◆ **Exercise**
Whenever a line in the entries includes the word "JSON", copy that line out.

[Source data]
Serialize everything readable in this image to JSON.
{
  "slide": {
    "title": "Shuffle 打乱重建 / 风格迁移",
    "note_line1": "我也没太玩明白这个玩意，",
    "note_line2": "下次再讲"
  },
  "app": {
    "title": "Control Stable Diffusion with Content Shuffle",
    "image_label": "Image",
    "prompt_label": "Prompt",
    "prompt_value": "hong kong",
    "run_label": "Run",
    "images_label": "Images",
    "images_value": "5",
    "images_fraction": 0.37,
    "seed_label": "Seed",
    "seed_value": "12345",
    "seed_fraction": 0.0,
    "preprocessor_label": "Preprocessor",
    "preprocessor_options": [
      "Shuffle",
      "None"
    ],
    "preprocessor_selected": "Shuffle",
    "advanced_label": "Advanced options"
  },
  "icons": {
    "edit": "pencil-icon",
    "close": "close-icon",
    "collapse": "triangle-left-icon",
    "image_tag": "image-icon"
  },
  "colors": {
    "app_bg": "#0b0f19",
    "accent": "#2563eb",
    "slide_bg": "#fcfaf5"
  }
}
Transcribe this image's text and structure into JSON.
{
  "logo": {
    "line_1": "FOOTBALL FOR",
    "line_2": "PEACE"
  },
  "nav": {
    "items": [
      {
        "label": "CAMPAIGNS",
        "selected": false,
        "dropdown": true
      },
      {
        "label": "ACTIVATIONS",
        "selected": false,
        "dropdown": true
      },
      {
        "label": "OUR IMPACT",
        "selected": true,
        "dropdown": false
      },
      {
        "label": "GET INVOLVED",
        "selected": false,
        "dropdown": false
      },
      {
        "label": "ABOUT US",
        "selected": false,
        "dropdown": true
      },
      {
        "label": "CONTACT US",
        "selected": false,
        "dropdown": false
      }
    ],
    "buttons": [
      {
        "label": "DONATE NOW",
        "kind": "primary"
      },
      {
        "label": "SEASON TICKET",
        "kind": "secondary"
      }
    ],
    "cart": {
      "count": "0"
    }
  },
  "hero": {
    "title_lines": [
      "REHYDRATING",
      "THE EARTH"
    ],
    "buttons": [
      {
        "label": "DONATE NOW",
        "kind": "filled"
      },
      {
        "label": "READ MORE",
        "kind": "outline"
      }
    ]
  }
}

◆ **Solution for this task**
Serialize everything readable in this image to JSON.
Transcribe this image's text and structure into JSON.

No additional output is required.